[DATA RECORDS — start]

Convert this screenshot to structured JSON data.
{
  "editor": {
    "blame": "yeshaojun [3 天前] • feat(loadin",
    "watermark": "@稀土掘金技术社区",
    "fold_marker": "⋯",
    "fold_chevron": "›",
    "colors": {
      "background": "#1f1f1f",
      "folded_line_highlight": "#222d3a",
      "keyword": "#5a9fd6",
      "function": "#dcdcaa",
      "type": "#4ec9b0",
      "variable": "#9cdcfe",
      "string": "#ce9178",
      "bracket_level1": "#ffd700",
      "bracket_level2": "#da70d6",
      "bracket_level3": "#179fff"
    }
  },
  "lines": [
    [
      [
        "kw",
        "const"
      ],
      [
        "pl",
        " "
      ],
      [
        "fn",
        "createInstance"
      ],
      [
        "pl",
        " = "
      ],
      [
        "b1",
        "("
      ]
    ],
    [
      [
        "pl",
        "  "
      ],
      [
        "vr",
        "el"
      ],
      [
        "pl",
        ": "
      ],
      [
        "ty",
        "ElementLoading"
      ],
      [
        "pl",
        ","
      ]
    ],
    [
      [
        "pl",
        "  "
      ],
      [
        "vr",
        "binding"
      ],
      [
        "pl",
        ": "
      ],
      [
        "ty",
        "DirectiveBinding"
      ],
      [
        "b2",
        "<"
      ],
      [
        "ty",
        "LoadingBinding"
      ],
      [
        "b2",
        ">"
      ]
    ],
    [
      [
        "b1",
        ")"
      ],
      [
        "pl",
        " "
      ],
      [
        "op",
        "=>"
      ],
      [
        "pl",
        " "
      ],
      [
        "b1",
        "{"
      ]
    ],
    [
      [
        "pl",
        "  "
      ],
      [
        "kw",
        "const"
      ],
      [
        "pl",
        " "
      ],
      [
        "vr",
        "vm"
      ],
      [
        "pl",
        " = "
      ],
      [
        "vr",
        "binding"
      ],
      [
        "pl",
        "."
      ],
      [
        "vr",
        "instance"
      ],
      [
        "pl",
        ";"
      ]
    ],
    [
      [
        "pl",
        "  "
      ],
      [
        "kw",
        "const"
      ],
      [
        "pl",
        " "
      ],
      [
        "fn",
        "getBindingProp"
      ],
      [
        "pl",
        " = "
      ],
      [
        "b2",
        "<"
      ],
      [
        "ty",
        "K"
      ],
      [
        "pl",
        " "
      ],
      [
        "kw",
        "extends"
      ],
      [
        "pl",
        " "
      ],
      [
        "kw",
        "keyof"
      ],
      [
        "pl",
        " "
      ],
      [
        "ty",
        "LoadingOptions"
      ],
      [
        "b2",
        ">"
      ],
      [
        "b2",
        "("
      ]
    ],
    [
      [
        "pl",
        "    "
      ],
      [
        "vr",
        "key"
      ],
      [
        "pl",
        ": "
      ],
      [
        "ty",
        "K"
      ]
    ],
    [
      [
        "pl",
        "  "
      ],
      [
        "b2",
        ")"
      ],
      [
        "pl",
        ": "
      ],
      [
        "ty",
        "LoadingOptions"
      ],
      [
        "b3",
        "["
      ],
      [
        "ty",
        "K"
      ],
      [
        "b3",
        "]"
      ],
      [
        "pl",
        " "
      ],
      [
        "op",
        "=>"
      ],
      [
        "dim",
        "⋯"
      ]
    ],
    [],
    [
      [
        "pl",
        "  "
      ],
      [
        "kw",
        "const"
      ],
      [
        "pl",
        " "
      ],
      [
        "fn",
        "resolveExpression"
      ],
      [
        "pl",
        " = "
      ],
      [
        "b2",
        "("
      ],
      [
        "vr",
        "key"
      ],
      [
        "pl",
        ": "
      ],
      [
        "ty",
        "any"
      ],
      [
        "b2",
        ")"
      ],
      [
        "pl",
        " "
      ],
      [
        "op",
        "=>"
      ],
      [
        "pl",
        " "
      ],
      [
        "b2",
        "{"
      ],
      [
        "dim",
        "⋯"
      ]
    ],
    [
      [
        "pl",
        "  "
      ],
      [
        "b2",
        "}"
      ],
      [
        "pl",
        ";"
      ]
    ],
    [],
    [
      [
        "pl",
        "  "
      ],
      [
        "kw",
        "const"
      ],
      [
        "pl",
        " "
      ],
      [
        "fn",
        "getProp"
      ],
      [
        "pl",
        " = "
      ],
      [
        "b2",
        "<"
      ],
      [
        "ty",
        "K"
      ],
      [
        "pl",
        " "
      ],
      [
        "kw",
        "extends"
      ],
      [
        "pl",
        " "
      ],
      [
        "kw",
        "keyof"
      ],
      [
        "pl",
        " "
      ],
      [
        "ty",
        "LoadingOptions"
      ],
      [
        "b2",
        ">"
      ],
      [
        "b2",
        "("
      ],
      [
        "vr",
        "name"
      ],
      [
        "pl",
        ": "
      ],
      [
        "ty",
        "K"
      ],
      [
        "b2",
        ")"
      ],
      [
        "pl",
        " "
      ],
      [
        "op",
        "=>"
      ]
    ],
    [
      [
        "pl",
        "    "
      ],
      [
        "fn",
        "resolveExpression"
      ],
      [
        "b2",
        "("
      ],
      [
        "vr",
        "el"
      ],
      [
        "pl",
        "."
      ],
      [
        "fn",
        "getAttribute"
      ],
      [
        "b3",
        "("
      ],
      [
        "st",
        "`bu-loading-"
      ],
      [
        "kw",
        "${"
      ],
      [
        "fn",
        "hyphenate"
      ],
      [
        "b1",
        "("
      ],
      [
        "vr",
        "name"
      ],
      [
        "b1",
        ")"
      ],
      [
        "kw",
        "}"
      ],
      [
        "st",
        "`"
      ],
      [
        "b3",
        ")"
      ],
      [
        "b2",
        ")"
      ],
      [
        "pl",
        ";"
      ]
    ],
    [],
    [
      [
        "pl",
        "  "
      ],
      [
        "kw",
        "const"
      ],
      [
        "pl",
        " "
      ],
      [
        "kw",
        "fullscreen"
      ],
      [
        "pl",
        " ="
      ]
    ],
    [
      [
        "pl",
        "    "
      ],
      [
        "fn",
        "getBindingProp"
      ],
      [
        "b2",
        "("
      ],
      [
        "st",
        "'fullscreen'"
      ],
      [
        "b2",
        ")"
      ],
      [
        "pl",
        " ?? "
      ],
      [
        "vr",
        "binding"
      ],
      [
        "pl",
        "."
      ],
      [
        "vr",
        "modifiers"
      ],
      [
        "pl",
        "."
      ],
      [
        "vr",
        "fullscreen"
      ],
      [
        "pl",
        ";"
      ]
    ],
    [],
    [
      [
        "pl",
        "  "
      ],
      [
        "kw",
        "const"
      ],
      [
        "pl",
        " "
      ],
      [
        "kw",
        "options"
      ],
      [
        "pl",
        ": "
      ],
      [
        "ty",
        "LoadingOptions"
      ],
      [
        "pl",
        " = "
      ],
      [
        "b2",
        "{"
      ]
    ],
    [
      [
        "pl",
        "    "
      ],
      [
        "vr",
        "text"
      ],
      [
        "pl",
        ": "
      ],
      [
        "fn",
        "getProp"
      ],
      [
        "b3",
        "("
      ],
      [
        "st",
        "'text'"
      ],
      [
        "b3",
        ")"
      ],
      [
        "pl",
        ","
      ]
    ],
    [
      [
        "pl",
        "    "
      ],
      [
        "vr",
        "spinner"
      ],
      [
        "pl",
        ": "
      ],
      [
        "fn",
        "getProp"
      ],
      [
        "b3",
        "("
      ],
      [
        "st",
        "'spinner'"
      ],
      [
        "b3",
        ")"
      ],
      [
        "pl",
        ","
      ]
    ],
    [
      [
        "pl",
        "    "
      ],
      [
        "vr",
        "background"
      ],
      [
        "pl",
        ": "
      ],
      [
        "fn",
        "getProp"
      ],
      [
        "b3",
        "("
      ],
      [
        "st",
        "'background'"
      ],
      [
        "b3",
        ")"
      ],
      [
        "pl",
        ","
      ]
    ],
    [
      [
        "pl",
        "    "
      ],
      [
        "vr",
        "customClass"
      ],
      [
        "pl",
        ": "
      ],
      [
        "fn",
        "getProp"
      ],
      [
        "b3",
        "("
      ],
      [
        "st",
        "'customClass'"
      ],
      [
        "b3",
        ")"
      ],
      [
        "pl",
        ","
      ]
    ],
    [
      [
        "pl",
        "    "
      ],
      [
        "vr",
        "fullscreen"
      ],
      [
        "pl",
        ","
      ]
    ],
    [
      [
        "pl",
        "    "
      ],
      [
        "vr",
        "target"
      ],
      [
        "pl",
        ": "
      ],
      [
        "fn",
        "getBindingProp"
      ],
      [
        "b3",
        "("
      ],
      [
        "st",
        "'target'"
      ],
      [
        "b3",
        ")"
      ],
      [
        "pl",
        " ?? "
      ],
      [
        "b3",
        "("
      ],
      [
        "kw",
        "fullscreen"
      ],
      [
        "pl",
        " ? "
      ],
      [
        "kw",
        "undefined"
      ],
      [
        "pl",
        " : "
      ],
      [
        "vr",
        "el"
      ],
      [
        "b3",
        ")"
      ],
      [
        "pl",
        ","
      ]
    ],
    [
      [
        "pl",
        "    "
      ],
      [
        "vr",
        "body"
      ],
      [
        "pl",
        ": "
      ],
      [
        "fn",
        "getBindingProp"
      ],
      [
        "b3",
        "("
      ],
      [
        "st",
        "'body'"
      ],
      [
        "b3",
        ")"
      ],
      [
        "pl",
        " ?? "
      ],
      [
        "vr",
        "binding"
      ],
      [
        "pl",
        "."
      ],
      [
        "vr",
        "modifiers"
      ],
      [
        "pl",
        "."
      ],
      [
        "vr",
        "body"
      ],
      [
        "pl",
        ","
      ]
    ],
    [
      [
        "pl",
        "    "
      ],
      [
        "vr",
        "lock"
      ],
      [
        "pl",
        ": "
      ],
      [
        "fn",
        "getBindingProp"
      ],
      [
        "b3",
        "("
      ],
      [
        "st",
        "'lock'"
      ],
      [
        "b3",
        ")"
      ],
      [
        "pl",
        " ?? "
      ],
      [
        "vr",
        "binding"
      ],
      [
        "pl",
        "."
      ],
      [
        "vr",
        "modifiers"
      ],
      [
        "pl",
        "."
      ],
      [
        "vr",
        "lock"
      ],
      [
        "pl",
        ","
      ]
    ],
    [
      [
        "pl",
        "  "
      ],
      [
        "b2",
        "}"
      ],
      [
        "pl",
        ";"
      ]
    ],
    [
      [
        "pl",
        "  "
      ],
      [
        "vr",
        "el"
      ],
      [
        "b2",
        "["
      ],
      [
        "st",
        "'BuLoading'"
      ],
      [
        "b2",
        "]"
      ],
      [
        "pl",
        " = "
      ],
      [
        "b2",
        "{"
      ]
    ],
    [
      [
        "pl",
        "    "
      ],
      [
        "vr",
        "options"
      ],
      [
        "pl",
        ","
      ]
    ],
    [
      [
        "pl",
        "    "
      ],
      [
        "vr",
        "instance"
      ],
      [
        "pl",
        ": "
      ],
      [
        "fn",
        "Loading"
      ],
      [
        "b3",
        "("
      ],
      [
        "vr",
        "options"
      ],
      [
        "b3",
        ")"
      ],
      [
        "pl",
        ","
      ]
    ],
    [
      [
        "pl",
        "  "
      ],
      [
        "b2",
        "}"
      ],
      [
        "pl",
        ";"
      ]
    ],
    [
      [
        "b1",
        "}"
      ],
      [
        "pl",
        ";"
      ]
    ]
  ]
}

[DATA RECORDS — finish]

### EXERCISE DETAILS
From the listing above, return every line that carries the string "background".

### ANSWER SECTION
      "background": "#1f1f1f",
        "background"
        "'background'"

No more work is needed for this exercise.